### Exercise
Whenever a line in the data contains "JSON", show that line.

Source records
<<<<

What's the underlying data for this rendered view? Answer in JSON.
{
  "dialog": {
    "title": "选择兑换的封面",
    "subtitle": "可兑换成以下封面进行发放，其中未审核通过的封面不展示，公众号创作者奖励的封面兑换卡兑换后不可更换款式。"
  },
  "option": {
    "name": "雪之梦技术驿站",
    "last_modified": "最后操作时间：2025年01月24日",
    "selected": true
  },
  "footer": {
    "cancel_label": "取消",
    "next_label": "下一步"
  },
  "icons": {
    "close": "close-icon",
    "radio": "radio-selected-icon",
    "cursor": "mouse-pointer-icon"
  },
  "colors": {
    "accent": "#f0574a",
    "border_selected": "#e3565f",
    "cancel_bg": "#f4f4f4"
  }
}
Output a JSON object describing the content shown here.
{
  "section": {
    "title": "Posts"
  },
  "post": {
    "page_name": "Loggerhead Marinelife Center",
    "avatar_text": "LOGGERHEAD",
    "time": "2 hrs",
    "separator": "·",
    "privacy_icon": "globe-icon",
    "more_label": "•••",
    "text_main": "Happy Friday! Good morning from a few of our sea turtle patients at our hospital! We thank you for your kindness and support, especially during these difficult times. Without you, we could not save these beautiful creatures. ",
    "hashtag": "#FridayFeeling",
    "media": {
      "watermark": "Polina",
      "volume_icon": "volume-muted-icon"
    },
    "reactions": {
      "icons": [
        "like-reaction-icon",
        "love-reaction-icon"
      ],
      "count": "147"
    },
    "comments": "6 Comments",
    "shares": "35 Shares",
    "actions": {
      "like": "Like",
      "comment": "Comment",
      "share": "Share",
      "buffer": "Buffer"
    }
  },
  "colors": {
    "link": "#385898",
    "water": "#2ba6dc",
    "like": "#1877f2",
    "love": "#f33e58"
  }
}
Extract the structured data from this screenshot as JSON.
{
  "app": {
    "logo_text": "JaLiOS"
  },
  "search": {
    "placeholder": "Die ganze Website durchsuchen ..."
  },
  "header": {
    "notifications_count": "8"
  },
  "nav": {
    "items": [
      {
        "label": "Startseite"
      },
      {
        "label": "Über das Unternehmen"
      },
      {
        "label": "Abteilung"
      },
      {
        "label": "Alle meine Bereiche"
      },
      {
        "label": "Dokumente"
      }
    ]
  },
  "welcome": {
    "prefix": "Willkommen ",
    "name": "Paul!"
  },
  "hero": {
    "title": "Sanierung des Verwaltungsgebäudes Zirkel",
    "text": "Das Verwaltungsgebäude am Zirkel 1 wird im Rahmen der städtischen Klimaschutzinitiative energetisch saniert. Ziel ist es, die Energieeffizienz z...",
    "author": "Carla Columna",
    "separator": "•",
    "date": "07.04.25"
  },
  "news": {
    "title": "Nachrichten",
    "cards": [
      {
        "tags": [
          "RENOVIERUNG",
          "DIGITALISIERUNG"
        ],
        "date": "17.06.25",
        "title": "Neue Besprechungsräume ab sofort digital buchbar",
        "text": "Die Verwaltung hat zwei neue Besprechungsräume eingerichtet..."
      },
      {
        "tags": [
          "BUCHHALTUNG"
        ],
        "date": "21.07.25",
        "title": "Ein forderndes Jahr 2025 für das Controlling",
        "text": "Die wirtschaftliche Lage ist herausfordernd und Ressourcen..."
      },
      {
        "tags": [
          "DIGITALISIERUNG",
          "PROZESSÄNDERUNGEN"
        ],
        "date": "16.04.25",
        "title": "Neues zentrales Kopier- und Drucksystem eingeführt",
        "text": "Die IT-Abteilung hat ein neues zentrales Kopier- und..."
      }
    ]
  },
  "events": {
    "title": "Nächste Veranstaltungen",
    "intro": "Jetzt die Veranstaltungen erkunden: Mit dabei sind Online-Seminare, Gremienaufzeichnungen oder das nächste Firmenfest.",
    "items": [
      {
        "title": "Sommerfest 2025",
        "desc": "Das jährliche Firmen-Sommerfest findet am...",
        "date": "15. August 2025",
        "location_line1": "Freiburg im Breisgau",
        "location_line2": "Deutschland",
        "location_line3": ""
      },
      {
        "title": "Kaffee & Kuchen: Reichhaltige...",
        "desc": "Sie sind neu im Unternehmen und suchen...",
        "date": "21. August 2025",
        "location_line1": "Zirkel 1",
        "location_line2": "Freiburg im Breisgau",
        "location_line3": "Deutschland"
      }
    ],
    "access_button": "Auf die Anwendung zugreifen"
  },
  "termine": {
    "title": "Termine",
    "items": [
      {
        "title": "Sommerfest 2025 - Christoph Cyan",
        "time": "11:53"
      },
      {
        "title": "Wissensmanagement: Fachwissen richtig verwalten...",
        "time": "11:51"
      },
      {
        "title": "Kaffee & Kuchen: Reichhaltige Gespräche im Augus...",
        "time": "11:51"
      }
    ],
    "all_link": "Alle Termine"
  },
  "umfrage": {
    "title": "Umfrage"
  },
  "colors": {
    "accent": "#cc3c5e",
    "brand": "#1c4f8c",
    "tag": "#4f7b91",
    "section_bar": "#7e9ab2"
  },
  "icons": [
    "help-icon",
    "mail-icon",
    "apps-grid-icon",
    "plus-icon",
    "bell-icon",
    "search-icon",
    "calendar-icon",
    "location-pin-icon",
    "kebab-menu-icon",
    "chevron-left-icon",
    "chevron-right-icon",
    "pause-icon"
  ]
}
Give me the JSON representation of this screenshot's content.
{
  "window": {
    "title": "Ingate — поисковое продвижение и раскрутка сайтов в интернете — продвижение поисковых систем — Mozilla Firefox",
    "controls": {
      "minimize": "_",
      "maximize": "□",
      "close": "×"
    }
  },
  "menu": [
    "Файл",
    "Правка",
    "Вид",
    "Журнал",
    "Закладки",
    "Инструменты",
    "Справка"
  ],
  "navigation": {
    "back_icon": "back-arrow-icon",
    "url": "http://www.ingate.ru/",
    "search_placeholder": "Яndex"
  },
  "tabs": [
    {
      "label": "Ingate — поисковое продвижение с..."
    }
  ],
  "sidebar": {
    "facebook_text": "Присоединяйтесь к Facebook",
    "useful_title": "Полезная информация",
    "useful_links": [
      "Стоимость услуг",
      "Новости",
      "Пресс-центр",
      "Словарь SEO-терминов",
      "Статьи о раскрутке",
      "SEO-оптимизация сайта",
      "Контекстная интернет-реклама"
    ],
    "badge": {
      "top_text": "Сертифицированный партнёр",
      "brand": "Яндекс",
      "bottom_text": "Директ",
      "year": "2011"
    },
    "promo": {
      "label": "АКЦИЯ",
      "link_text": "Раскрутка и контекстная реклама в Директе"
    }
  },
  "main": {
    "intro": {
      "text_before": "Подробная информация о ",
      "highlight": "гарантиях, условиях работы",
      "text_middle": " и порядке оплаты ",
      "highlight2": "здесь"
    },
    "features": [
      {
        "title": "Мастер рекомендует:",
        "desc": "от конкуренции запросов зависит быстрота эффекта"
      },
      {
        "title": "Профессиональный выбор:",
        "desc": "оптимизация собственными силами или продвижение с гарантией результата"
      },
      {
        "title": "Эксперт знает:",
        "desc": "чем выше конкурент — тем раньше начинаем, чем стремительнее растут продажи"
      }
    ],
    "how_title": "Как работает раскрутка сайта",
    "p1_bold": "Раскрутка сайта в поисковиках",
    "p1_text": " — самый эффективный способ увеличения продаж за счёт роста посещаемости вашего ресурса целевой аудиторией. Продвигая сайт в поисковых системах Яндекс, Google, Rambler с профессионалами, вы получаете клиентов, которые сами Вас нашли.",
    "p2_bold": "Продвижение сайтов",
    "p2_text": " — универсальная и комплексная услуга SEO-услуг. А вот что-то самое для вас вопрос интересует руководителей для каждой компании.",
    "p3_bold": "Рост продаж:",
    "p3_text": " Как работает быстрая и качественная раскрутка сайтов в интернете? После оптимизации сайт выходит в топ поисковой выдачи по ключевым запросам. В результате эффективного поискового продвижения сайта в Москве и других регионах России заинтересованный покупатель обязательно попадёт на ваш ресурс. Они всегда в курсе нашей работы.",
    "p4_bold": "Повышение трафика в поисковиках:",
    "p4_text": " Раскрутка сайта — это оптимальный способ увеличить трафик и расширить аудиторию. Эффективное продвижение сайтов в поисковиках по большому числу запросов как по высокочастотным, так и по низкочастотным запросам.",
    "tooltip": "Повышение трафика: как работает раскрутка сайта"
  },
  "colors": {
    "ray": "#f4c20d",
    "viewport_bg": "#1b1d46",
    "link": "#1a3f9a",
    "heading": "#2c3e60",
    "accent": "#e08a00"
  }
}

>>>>

### Problem solution
What's the underlying data for this rendered view? Answer in JSON.
Output a JSON object describing the content shown here.
Extract the structured data from this screenshot as JSON.
Give me the JSON representation of this screenshot's content.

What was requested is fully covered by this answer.